Service in the Marine Corps ends with retirement or discharge. The regulations set out various types of military discharge, including three varieties of administrative discharge: "other than honorable," "general under honorable," and "honorable." There could be one or several reasons for this action, which may or may not leave a blemish on your military record. It all depends on the characterization of your discharge by the authorities.
Cause of Action
The Marine Corps, and other branches of the military, may terminate the service of any member whose conduct, or physical or mental condition, demonstrates unfitness for service. The cause of this action may be a violation of regulations, failure to pass a drug or alcohol screen, dereliction of duty, disobeying orders or failure to meet physical fitness or weight requirements. A Marine may also be discharged for a personal or family hardship, or simply for the good of the service.
Other Than Honorable
Of the three different characterizations for administrative discharge, "other than honorable" discharge is the most serious. An OTH means you lose the ordinary rights and benefits of military veterans, including eligibility for GI Bill benefits and Veterans Administration benefits, as well as pension benefits from the Marine Corps.
General Under Honorable
In the middle range of administrative discharges is the "general under honorable" condition. When it places you in this category, the Marine Corps is claiming you have served with honor in general but have a negative mark on your service record. An example might be a pattern of absenteeism, or an incident involving drugs or alcohol.
If the Marine Corps grants an honorable discharge, you have met the basic service requirements. This is the characterization that will allow you to leave the Marines with full benefits, as well as a positive mark on your record that will encourage potential employers in civilian spheres such as law enforcement.
Due Process Hearing
You have the right to contest an administrative discharge, and its characterization of your service, at a board hearing. You may be represented by an attorney and will have the opportunity to testify before a panel of three Marine officers, and produce evidence that the disqualifying condition or act should not apply in your case. The panel may uphold the decision or recommend the discharge be suspended for further action; or may change the characterization of your discharge.
- Creatas/Creatas/Getty Images
- License & DEA Requirements for Nurse Practitioners
- Interview Questions for a Curator
- How to Find a Summer Job Working at a Hotel
- The Best Ways to Study for the Skills Test for CNA
- Are Past Job Duties Written in Past Tense?

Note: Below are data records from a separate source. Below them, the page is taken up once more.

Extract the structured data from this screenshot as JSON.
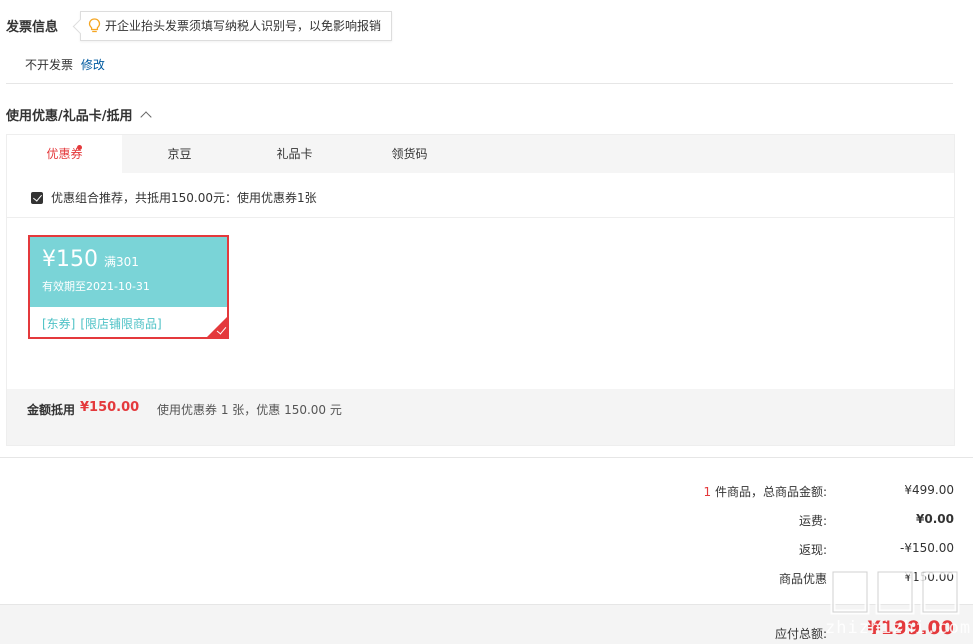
{
  "invoice": {
    "title": "发票信息",
    "tip": "开企业抬头发票须填写纳税人识别号，以免影响报销",
    "status": "不开发票",
    "modify": "修改"
  },
  "discount": {
    "title": "使用优惠/礼品卡/抵用",
    "tabs": [
      "优惠券",
      "京豆",
      "礼品卡",
      "领货码"
    ],
    "combo_text": "优惠组合推荐，共抵用150.00元：使用优惠券1张",
    "coupon": {
      "price": "¥150",
      "condition": "满301",
      "expiry": "有效期至2021-10-31",
      "tags": [
        "[东券]",
        "[限店铺限商品]"
      ]
    },
    "summary": {
      "label": "金额抵用",
      "amount": "¥150.00",
      "desc": "使用优惠券 1 张，优惠 150.00 元"
    }
  },
  "totals": {
    "items_count": "1",
    "items_label": "件商品，总商品金额:",
    "items_value": "¥499.00",
    "shipping_label": "运费:",
    "shipping_value": "¥0.00",
    "cashback_label": "返现:",
    "cashback_value": "-¥150.00",
    "promo_label": "商品优惠",
    "promo_value": "¥150.00",
    "pay_label": "应付总额:",
    "pay_value": "¥199.00"
  },
  "watermark": {
    "logo": "值值值",
    "text": "zhizhizhi.com"
  },
  "colors": {
    "accent_red": "#e4393c",
    "coupon_teal": "#7ad4d7",
    "link_blue": "#005aa0"
  }
}
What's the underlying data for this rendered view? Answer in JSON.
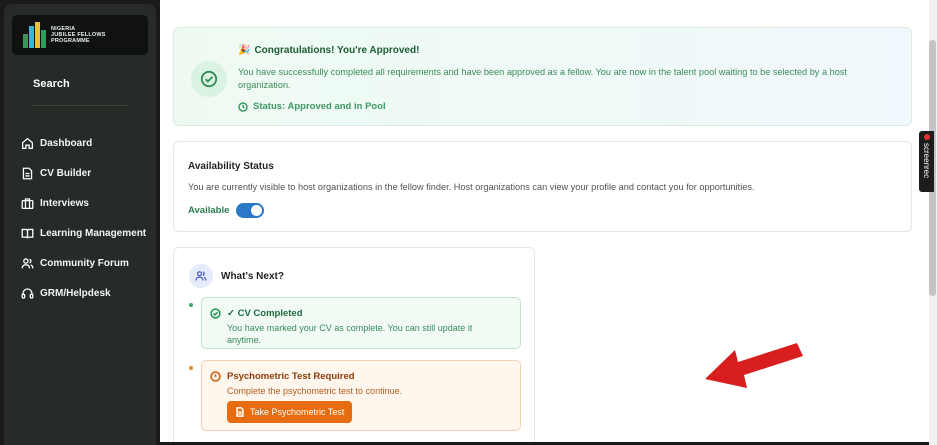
{
  "sidebar": {
    "logo": {
      "line1": "NIGERIA",
      "line2": "JUBILEE FELLOWS",
      "line3": "PROGRAMME"
    },
    "search_label": "Search",
    "items": [
      {
        "label": "Dashboard",
        "icon": "home-icon"
      },
      {
        "label": "CV Builder",
        "icon": "document-icon"
      },
      {
        "label": "Interviews",
        "icon": "briefcase-icon"
      },
      {
        "label": "Learning Management",
        "icon": "book-icon"
      },
      {
        "label": "Community Forum",
        "icon": "users-icon"
      },
      {
        "label": "GRM/Helpdesk",
        "icon": "headset-icon"
      }
    ]
  },
  "approval": {
    "icon": "check-circle-icon",
    "emoji": "🎉",
    "title": "Congratulations! You're Approved!",
    "message": "You have successfully completed all requirements and have been approved as a fellow. You are now in the talent pool waiting to be selected by a host organization.",
    "status": "Status: Approved and in Pool"
  },
  "availability": {
    "title": "Availability Status",
    "description": "You are currently visible to host organizations in the fellow finder. Host organizations can view your profile and contact you for opportunities.",
    "toggle_label": "Available",
    "toggle_on": true
  },
  "whats_next": {
    "title": "What's Next?",
    "steps": [
      {
        "status": "done",
        "title": "✓ CV Completed",
        "description": "You have marked your CV as complete. You can still update it anytime."
      },
      {
        "status": "todo",
        "title": "Psychometric Test Required",
        "description": "Complete the psychometric test to continue.",
        "button_label": "Take Psychometric Test"
      }
    ]
  },
  "overlay": {
    "recorder_label": "screenrec"
  },
  "colors": {
    "sidebar_bg": "#262b27",
    "accent_green": "#3f9a66",
    "toggle_blue": "#2a78c8",
    "action_orange": "#e56d10",
    "annotation_red": "#d81e1e"
  }
}
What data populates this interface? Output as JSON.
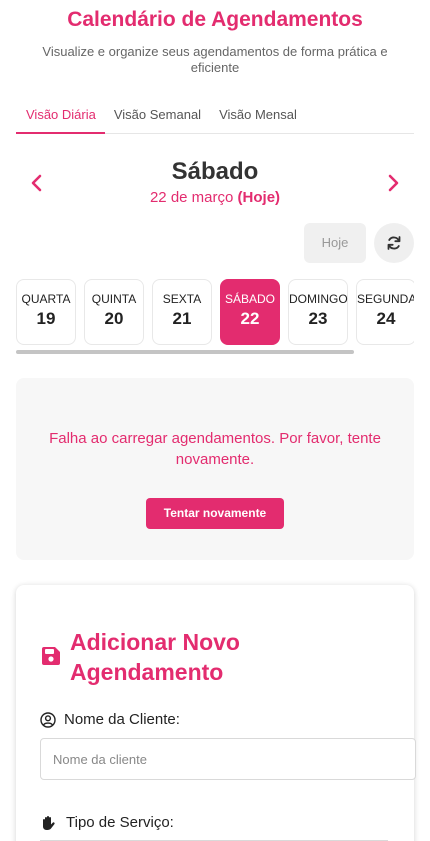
{
  "header": {
    "title": "Calendário de Agendamentos",
    "subtitle": "Visualize e organize seus agendamentos de forma prática e eficiente"
  },
  "tabs": [
    {
      "label": "Visão Diária",
      "active": true
    },
    {
      "label": "Visão Semanal",
      "active": false
    },
    {
      "label": "Visão Mensal",
      "active": false
    }
  ],
  "day_nav": {
    "day_name": "Sábado",
    "date": "22 de março",
    "today_tag": "(Hoje)"
  },
  "controls": {
    "today_button": "Hoje",
    "refresh_icon": "refresh-icon"
  },
  "days": [
    {
      "weekday": "QUARTA",
      "number": "19",
      "selected": false
    },
    {
      "weekday": "QUINTA",
      "number": "20",
      "selected": false
    },
    {
      "weekday": "SEXTA",
      "number": "21",
      "selected": false
    },
    {
      "weekday": "SÁBADO",
      "number": "22",
      "selected": true
    },
    {
      "weekday": "DOMINGO",
      "number": "23",
      "selected": false
    },
    {
      "weekday": "SEGUNDA",
      "number": "24",
      "selected": false
    }
  ],
  "error": {
    "message": "Falha ao carregar agendamentos. Por favor, tente novamente.",
    "retry_button": "Tentar novamente"
  },
  "form": {
    "title": "Adicionar Novo Agendamento",
    "name_label": "Nome da Cliente:",
    "name_placeholder": "Nome da cliente",
    "name_value": "",
    "service_label": "Tipo de Serviço:"
  },
  "colors": {
    "accent": "#e32c6f",
    "muted_button": "#f0f0f0",
    "error_bg": "#f7f7f7"
  }
}
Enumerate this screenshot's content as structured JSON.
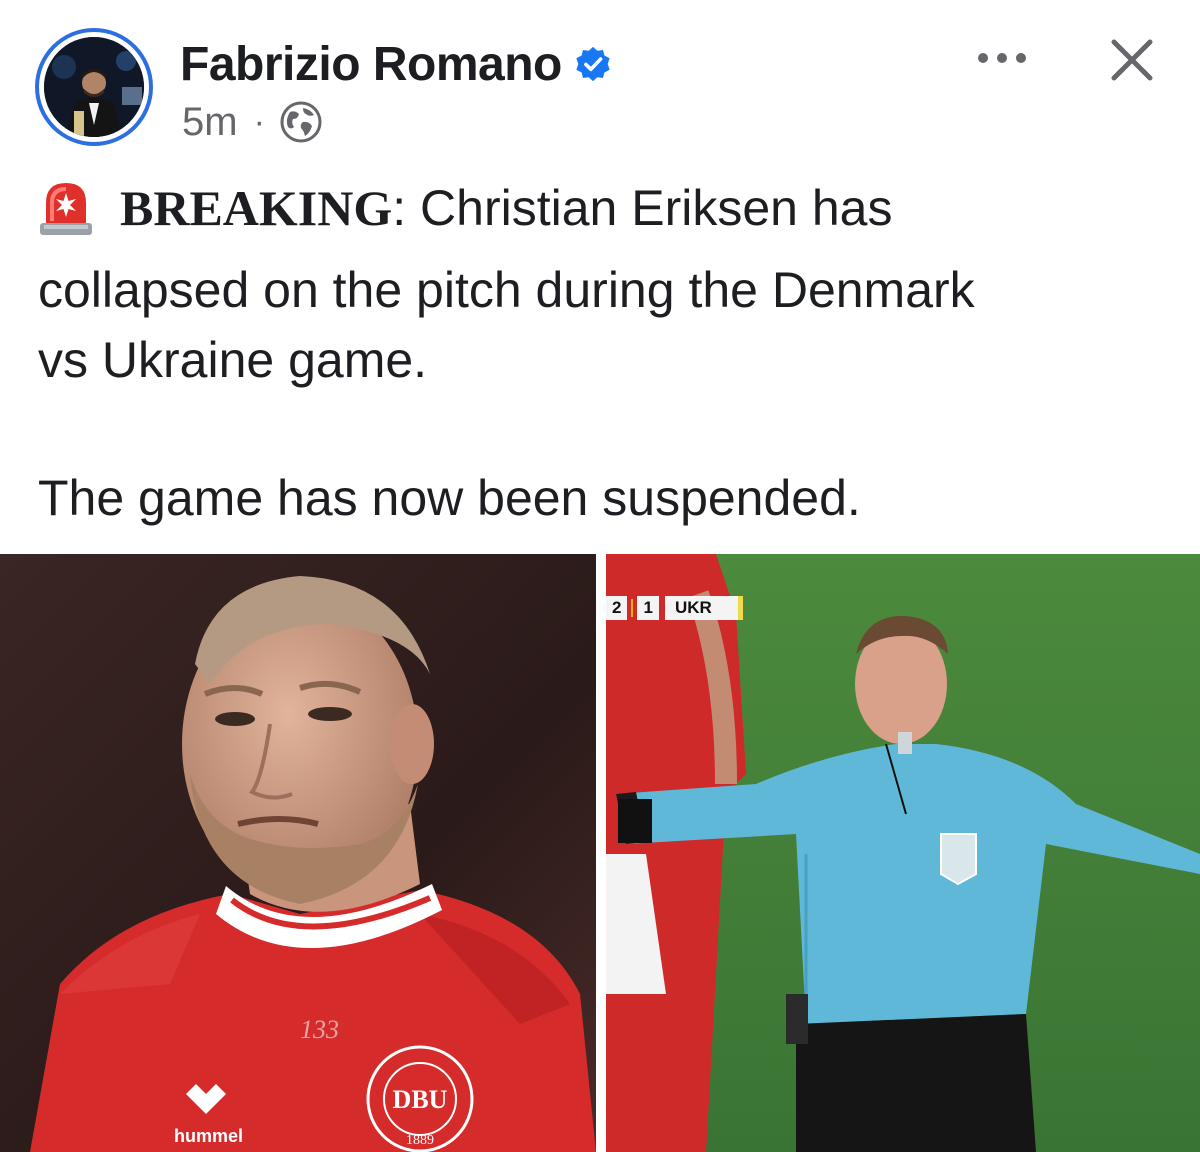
{
  "post": {
    "author": "Fabrizio Romano",
    "verified": true,
    "timestamp": "5m",
    "separator": "·",
    "audience_icon": "globe-icon",
    "more_icon": "more-options-icon",
    "close_icon": "close-icon",
    "alert_icon": "siren-emoji-icon",
    "breaking_label": "BREAKING",
    "line1_rest": ": Christian Eriksen has",
    "line2": "collapsed on the pitch during the Denmark",
    "line3": "vs Ukraine game.",
    "line4": "The game has now been suspended."
  },
  "images": {
    "left_jersey_text": "hummel",
    "left_badge_text": "DBU",
    "left_badge_year": "1889",
    "left_number": "133",
    "score_home": "2",
    "score_away": "1",
    "score_team": "UKR"
  },
  "colors": {
    "accent_blue": "#2d6fe0",
    "verified_blue": "#1877f2",
    "text_primary": "#1c1e21",
    "text_secondary": "#65676b",
    "denmark_red": "#d52b2b",
    "referee_shirt": "#5fb8d8",
    "pitch_green": "#3f7c37"
  }
}
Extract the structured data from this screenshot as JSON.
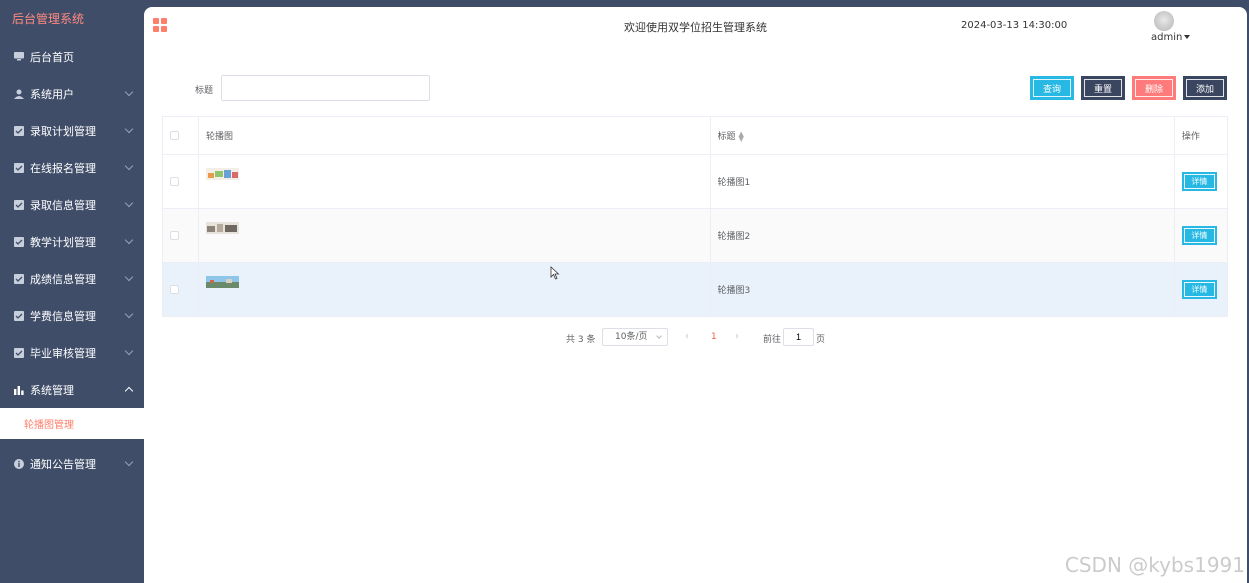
{
  "sidebar": {
    "brand": "后台管理系统",
    "items": [
      {
        "label": "后台首页",
        "icon": "monitor-icon",
        "has_chevron": false
      },
      {
        "label": "系统用户",
        "icon": "user-icon",
        "has_chevron": true
      },
      {
        "label": "录取计划管理",
        "icon": "checkbox-icon",
        "has_chevron": true
      },
      {
        "label": "在线报名管理",
        "icon": "checkbox-icon",
        "has_chevron": true
      },
      {
        "label": "录取信息管理",
        "icon": "checkbox-icon",
        "has_chevron": true
      },
      {
        "label": "教学计划管理",
        "icon": "checkbox-icon",
        "has_chevron": true
      },
      {
        "label": "成绩信息管理",
        "icon": "checkbox-icon",
        "has_chevron": true
      },
      {
        "label": "学费信息管理",
        "icon": "checkbox-icon",
        "has_chevron": true
      },
      {
        "label": "毕业审核管理",
        "icon": "checkbox-icon",
        "has_chevron": true
      },
      {
        "label": "系统管理",
        "icon": "bar-chart-icon",
        "has_chevron": true,
        "open": true
      }
    ],
    "submenu_active": "轮播图管理",
    "last_item": {
      "label": "通知公告管理",
      "icon": "info-icon"
    }
  },
  "header": {
    "welcome": "欢迎使用双学位招生管理系统",
    "datetime": "2024-03-13 14:30:00",
    "username": "admin"
  },
  "search": {
    "label": "标题",
    "value": "",
    "placeholder": ""
  },
  "toolbar": {
    "query": "查询",
    "reset": "重置",
    "delete": "删除",
    "add": "添加"
  },
  "table": {
    "headers": {
      "image": "轮播图",
      "title": "标题",
      "actions": "操作"
    },
    "rows": [
      {
        "title": "轮播图1",
        "detail": "详情"
      },
      {
        "title": "轮播图2",
        "detail": "详情"
      },
      {
        "title": "轮播图3",
        "detail": "详情"
      }
    ]
  },
  "pagination": {
    "total": "共 3 条",
    "page_size": "10条/页",
    "current_page": "1",
    "goto_label": "前往",
    "goto_value": "1",
    "page_unit": "页"
  },
  "watermark": "CSDN @kybs1991",
  "colors": {
    "sidebar_bg": "#3f4d69",
    "accent": "#ff7f6b",
    "primary_button": "#27b9e4",
    "dark_button": "#3a4560",
    "danger_button": "#ff7a7a"
  }
}
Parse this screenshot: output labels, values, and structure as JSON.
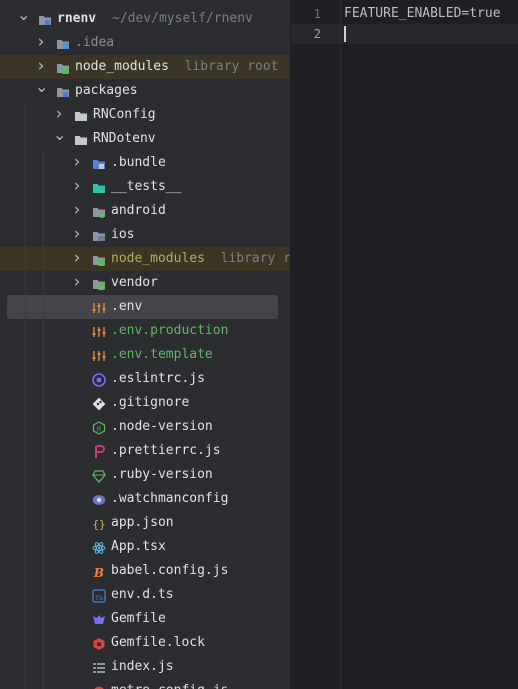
{
  "project": {
    "name": "rnenv",
    "path": "~/dev/myself/rnenv"
  },
  "tree": [
    {
      "label": "rnenv",
      "hint": "~/dev/myself/rnenv",
      "icon": "module-folder-icon",
      "chevron": "down",
      "color": "#dfe1e5"
    },
    {
      "label": ".idea",
      "hint": "",
      "icon": "idea-folder-icon",
      "chevron": "right",
      "color": "#8c8f95"
    },
    {
      "label": "node_modules",
      "hint": "library root",
      "icon": "node-modules-folder-icon",
      "chevron": "right",
      "color": "#dfe1e5"
    },
    {
      "label": "packages",
      "hint": "",
      "icon": "module-folder-icon",
      "chevron": "down",
      "color": "#dfe1e5"
    },
    {
      "label": "RNConfig",
      "hint": "",
      "icon": "folder-icon",
      "chevron": "right",
      "color": "#dfe1e5"
    },
    {
      "label": "RNDotenv",
      "hint": "",
      "icon": "folder-icon",
      "chevron": "down",
      "color": "#dfe1e5"
    },
    {
      "label": ".bundle",
      "hint": "",
      "icon": "config-folder-icon",
      "chevron": "right",
      "color": "#dfe1e5"
    },
    {
      "label": "__tests__",
      "hint": "",
      "icon": "tests-folder-icon",
      "chevron": "right",
      "color": "#dfe1e5"
    },
    {
      "label": "android",
      "hint": "",
      "icon": "android-folder-icon",
      "chevron": "right",
      "color": "#dfe1e5"
    },
    {
      "label": "ios",
      "hint": "",
      "icon": "ios-folder-icon",
      "chevron": "right",
      "color": "#dfe1e5"
    },
    {
      "label": "node_modules",
      "hint": "library roo",
      "icon": "node-modules-folder-icon",
      "chevron": "right",
      "color": "#b3ae60"
    },
    {
      "label": "vendor",
      "hint": "",
      "icon": "vendor-folder-icon",
      "chevron": "right",
      "color": "#dfe1e5"
    },
    {
      "label": ".env",
      "hint": "",
      "icon": "env-file-icon",
      "chevron": "",
      "color": "#dfe1e5"
    },
    {
      "label": ".env.production",
      "hint": "",
      "icon": "env-file-icon",
      "chevron": "",
      "color": "#5fb863"
    },
    {
      "label": ".env.template",
      "hint": "",
      "icon": "env-file-icon",
      "chevron": "",
      "color": "#5fb863"
    },
    {
      "label": ".eslintrc.js",
      "hint": "",
      "icon": "eslint-icon",
      "chevron": "",
      "color": "#dfe1e5"
    },
    {
      "label": ".gitignore",
      "hint": "",
      "icon": "git-icon",
      "chevron": "",
      "color": "#dfe1e5"
    },
    {
      "label": ".node-version",
      "hint": "",
      "icon": "nodejs-icon",
      "chevron": "",
      "color": "#dfe1e5"
    },
    {
      "label": ".prettierrc.js",
      "hint": "",
      "icon": "prettier-icon",
      "chevron": "",
      "color": "#dfe1e5"
    },
    {
      "label": ".ruby-version",
      "hint": "",
      "icon": "ruby-icon",
      "chevron": "",
      "color": "#dfe1e5"
    },
    {
      "label": ".watchmanconfig",
      "hint": "",
      "icon": "watchman-icon",
      "chevron": "",
      "color": "#dfe1e5"
    },
    {
      "label": "app.json",
      "hint": "",
      "icon": "json-icon",
      "chevron": "",
      "color": "#dfe1e5"
    },
    {
      "label": "App.tsx",
      "hint": "",
      "icon": "react-icon",
      "chevron": "",
      "color": "#dfe1e5"
    },
    {
      "label": "babel.config.js",
      "hint": "",
      "icon": "babel-icon",
      "chevron": "",
      "color": "#dfe1e5"
    },
    {
      "label": "env.d.ts",
      "hint": "",
      "icon": "typescript-icon",
      "chevron": "",
      "color": "#dfe1e5"
    },
    {
      "label": "Gemfile",
      "hint": "",
      "icon": "gemfile-icon",
      "chevron": "",
      "color": "#dfe1e5"
    },
    {
      "label": "Gemfile.lock",
      "hint": "",
      "icon": "gemfile-lock-icon",
      "chevron": "",
      "color": "#dfe1e5"
    },
    {
      "label": "index.js",
      "hint": "",
      "icon": "js-index-icon",
      "chevron": "",
      "color": "#dfe1e5"
    },
    {
      "label": "metro.config.js",
      "hint": "",
      "icon": "metro-icon",
      "chevron": "",
      "color": "#dfe1e5"
    }
  ],
  "selected_label": ".env",
  "editor": {
    "lines": [
      {
        "num": "1",
        "text": "FEATURE_ENABLED=true"
      },
      {
        "num": "2",
        "text": ""
      }
    ],
    "current_line": "2"
  }
}
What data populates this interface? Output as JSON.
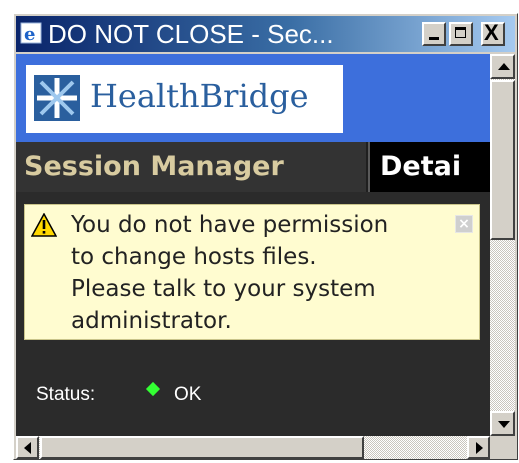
{
  "window": {
    "title": "DO NOT CLOSE - Sec...",
    "icon": "ie-browser-icon",
    "controls": [
      "minimize",
      "maximize",
      "close"
    ],
    "close_glyph": "X"
  },
  "banner": {
    "brand_name": "HealthBridge",
    "logo_icon": "healthbridge-star-logo",
    "background_color": "#3d6fdc"
  },
  "tabs": [
    {
      "label": "Session Manager",
      "active": true
    },
    {
      "label": "Detai",
      "active": false
    }
  ],
  "alert": {
    "icon": "warning-triangle-icon",
    "lines": [
      "You do not have permission",
      "to change hosts files.",
      "Please talk to your system",
      "administrator."
    ],
    "close_glyph": "×",
    "background_color": "#fffcd0"
  },
  "status": {
    "label": "Status:",
    "indicator_color": "#33ff33",
    "value": "OK"
  },
  "colors": {
    "active_tab_text": "#d8cba0",
    "panel_background": "#2b2b2b"
  }
}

- How to Put "Handle With Confidentiality" on a Resume
- Social Work Interview Tips
- CVICU RN Job Descriptions
- Job Description for a Diving Instructor
- How to Fill Out an Application With Only Temporary Positions